''Look at them. There are your true philosophers. I think, he went on, that Mac and the boys know everything that has ever happened in the world and everything that will happen.'' Here Steinbeck shows that dual side to his characters, lifting the lowest up to be the highest. He goes on to say the ''successful men are sick'' but ''Mack and the boys are healthy and curiously clean.''

Later Doc alters the Lord's Prayer in tribute to Mack and the boys:

''Our Father, who art in nature, who has given the gift of survival to the coyote, the common brown rat, the English sparrow, the housefly and the moth, must have a great and overwhelming love for no-goods and blots-on-the-town and bums, and Mack and the boys.''

Steinbeck's own views might be reflected in Doc's words. If that is so, it may be a case of man creating God in his own image, with the author's sympathy for misfits being shared by God. Though the boys live off the mainstream track of earning a living responsibly, Steinbeck shows them never ceasing to figure out creative new ways to get what the need and want. They are willing to go to work in their own haphazard, clumsy way to do something good for others. In this sympathetic portrayal of the downtrodden, the audience is made to read and laugh at the constant change in their lives.

Doc is also an oddity in this setting. He seems responsible and legally employed, a rarity among the characters of the story, and yet he fits in in his own way. Steinbeck shows an atmosphere of tolerance and acceptance, creating a world where people accept each other's failings and still manage to get along in life.

Two Sides to Every Coin

No one really stands out as bad. Mack and the boys steal, break, destroy things but still try to show their gratitude to Doc and Chong.

To unlock this lesson you must be a Study.com Member.
Create your account

Frequently Asked Questions

What is the theme of "Cannery Row?"

The primary themes in Cannery Row are: nature of true virtue, the value of human connection, and the inherent duplicity of life.

What is the message of "Cannery Row?"

The primary message in John Steinbeck's Cannery Row is tolerance and acceptance, and the presence of true virtue in demonstrating that message.

What is the Palace Flophouse in "Cannery Row?"

The Palace Flophouse and Grill is the abandoned shed owned by Lee Chong in which Mack and the boys reside.

How does Steinbeck describe "Cannery Row?"

John Steinbeck describes Cannery Row as, ''a poem, a stink, a grating noise, a quality of light, a tone, a habit, a nostalgia, a dream.''

Register to view this lesson

Are you a student or a teacher?

Unlock Your Education

See for yourself why 30 million people use Study.com

Become a Study.com member and start learning now.
Become a Member  Back

Resources created by teachers for teachers

Over 30,000 video lessons & teaching resources‐all in one place.
Video lessons
Quizzes & Worksheets
Classroom Integration
Lesson Plans

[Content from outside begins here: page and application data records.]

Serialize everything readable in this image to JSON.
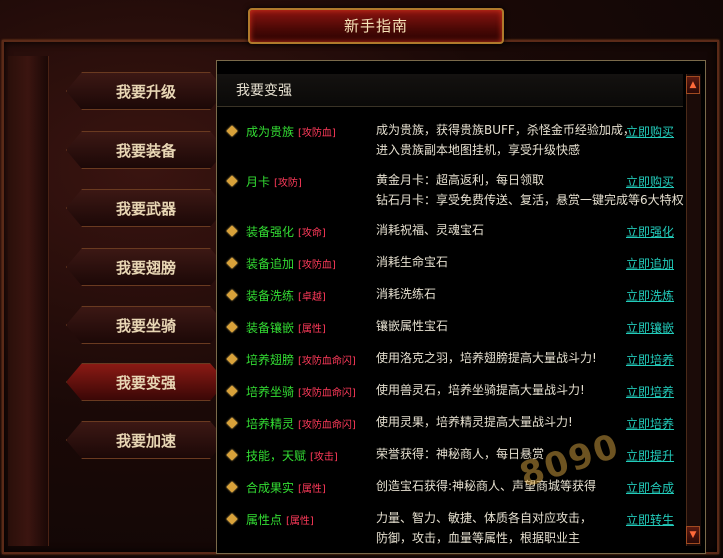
{
  "header": {
    "title": "新手指南"
  },
  "nav": [
    {
      "label": "我要升级",
      "active": false
    },
    {
      "label": "我要装备",
      "active": false
    },
    {
      "label": "我要武器",
      "active": false
    },
    {
      "label": "我要翅膀",
      "active": false
    },
    {
      "label": "我要坐骑",
      "active": false
    },
    {
      "label": "我要变强",
      "active": true
    },
    {
      "label": "我要加速",
      "active": false
    }
  ],
  "panel": {
    "title": "我要变强",
    "rows": [
      {
        "name": "成为贵族",
        "tag": "[攻防血]",
        "desc": [
          "成为贵族，获得贵族BUFF，杀怪金币经验加成，",
          "进入贵族副本地图挂机，享受升级快感"
        ],
        "action": "立即购买"
      },
      {
        "name": "月卡",
        "tag": "[攻防]",
        "desc": [
          "黄金月卡：超高返利，每日领取",
          "钻石月卡：享受免费传送、复活，悬赏一键完成等6大特权"
        ],
        "action": "立即购买"
      },
      {
        "name": "装备强化",
        "tag": "[攻命]",
        "desc": [
          "消耗祝福、灵魂宝石"
        ],
        "action": "立即强化"
      },
      {
        "name": "装备追加",
        "tag": "[攻防血]",
        "desc": [
          "消耗生命宝石"
        ],
        "action": "立即追加"
      },
      {
        "name": "装备洗练",
        "tag": "[卓越]",
        "desc": [
          "消耗洗练石"
        ],
        "action": "立即洗炼"
      },
      {
        "name": "装备镶嵌",
        "tag": "[属性]",
        "desc": [
          "镶嵌属性宝石"
        ],
        "action": "立即镶嵌"
      },
      {
        "name": "培养翅膀",
        "tag": "[攻防血命闪]",
        "desc": [
          "使用洛克之羽，培养翅膀提高大量战斗力!"
        ],
        "action": "立即培养"
      },
      {
        "name": "培养坐骑",
        "tag": "[攻防血命闪]",
        "desc": [
          "使用兽灵石，培养坐骑提高大量战斗力!"
        ],
        "action": "立即培养"
      },
      {
        "name": "培养精灵",
        "tag": "[攻防血命闪]",
        "desc": [
          "使用灵果，培养精灵提高大量战斗力!"
        ],
        "action": "立即培养"
      },
      {
        "name": "技能，天赋",
        "tag": "[攻击]",
        "desc": [
          "荣誉获得：神秘商人，每日悬赏"
        ],
        "action": "立即提升"
      },
      {
        "name": "合成果实",
        "tag": "[属性]",
        "desc": [
          "创造宝石获得:神秘商人、声望商城等获得"
        ],
        "action": "立即合成"
      },
      {
        "name": "属性点",
        "tag": "[属性]",
        "desc": [
          "力量、智力、敏捷、体质各自对应攻击，",
          "防御，攻击，血量等属性，根据职业主"
        ],
        "action": "立即转生"
      }
    ]
  },
  "watermark": {
    "text": "8090"
  },
  "colors": {
    "name_green": "#33dd33",
    "tag_red": "#ff3a5a",
    "action_teal": "#22ccbb"
  }
}
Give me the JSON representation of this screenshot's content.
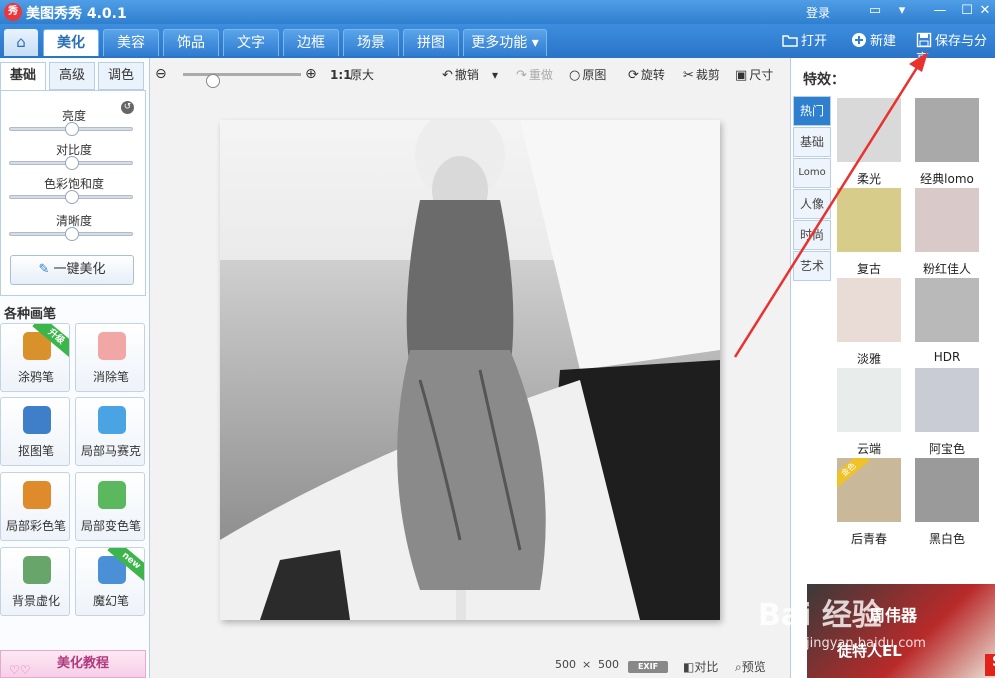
{
  "window": {
    "app_title": "美图秀秀 4.0.1",
    "logo_text": "秀",
    "login_label": "登录"
  },
  "tabs": [
    "美化",
    "美容",
    "饰品",
    "文字",
    "边框",
    "场景",
    "拼图"
  ],
  "tab_more": "更多功能",
  "top_actions": {
    "open": "打开",
    "new": "新建",
    "save": "保存与分享"
  },
  "left": {
    "subtabs": [
      "基础",
      "高级",
      "调色"
    ],
    "sliders": [
      {
        "label": "亮度",
        "value": 0.5
      },
      {
        "label": "对比度",
        "value": 0.5
      },
      {
        "label": "色彩饱和度",
        "value": 0.5
      },
      {
        "label": "清晰度",
        "value": 0.5
      }
    ],
    "one_key": "一键美化",
    "brushes_title": "各种画笔",
    "brushes": [
      {
        "label": "涂鸦笔",
        "badge": "升级",
        "icon": "paint-brush-icon",
        "color": "#d9912c"
      },
      {
        "label": "消除笔",
        "badge": "",
        "icon": "eraser-icon",
        "color": "#f2a6a6"
      },
      {
        "label": "抠图笔",
        "badge": "",
        "icon": "cutout-pen-icon",
        "color": "#3f7fc9"
      },
      {
        "label": "局部马赛克",
        "badge": "",
        "icon": "mosaic-icon",
        "color": "#4aa4e4"
      },
      {
        "label": "局部彩色笔",
        "badge": "",
        "icon": "color-brush-icon",
        "color": "#e08b2b"
      },
      {
        "label": "局部变色笔",
        "badge": "",
        "icon": "recolor-brush-icon",
        "color": "#5cb85c"
      },
      {
        "label": "背景虚化",
        "badge": "",
        "icon": "background-blur-icon",
        "color": "#67a56b"
      },
      {
        "label": "魔幻笔",
        "badge": "new",
        "icon": "magic-pen-icon",
        "color": "#4b8fd6"
      }
    ],
    "tutorial": "美化教程"
  },
  "canvas": {
    "zoom_original": "1:1",
    "original_size": "原大",
    "tools": {
      "undo": "撤销",
      "redo": "重做",
      "original": "原图",
      "rotate": "旋转",
      "crop": "裁剪",
      "resize": "尺寸"
    },
    "image_width": "500",
    "image_height": "500",
    "size_sep": "×",
    "exif": "EXIF",
    "compare": "对比",
    "preview": "预览"
  },
  "right": {
    "title": "特效：",
    "categories": [
      "热门",
      "基础",
      "Lomo",
      "人像",
      "时尚",
      "艺术"
    ],
    "effects": [
      {
        "label": "柔光",
        "tone": "#d9d9d9"
      },
      {
        "label": "经典lomo",
        "tone": "#a9a9a9"
      },
      {
        "label": "复古",
        "tone": "#d8cc8a"
      },
      {
        "label": "粉红佳人",
        "tone": "#d9c9c9"
      },
      {
        "label": "淡雅",
        "tone": "#e9dcd6"
      },
      {
        "label": "HDR",
        "tone": "#b9b9b9"
      },
      {
        "label": "云端",
        "tone": "#e8ecea"
      },
      {
        "label": "阿宝色",
        "tone": "#c9ccd4"
      },
      {
        "label": "后青春",
        "tone": "#c9b99a",
        "badge": "金色"
      },
      {
        "label": "黑白色",
        "tone": "#9a9a9a"
      }
    ],
    "ad": {
      "line1": "周伟器",
      "line2": "徒特人EL",
      "badge": "S"
    }
  },
  "watermark": {
    "main": "Bai 经验",
    "sub": "jingyan.baidu.com"
  },
  "colors": {
    "accent": "#2f7fcf",
    "arrow": "#e8322f"
  }
}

I would definitely recommend Study.com to my colleagues. It’s like a teacher waved a magic wand and did the work for me. I feel like it’s a lifeline.

Jennifer B.
Teacher
Jennifer B.
Create an account to start this course today
Used by over 30 million students worldwide
Create an account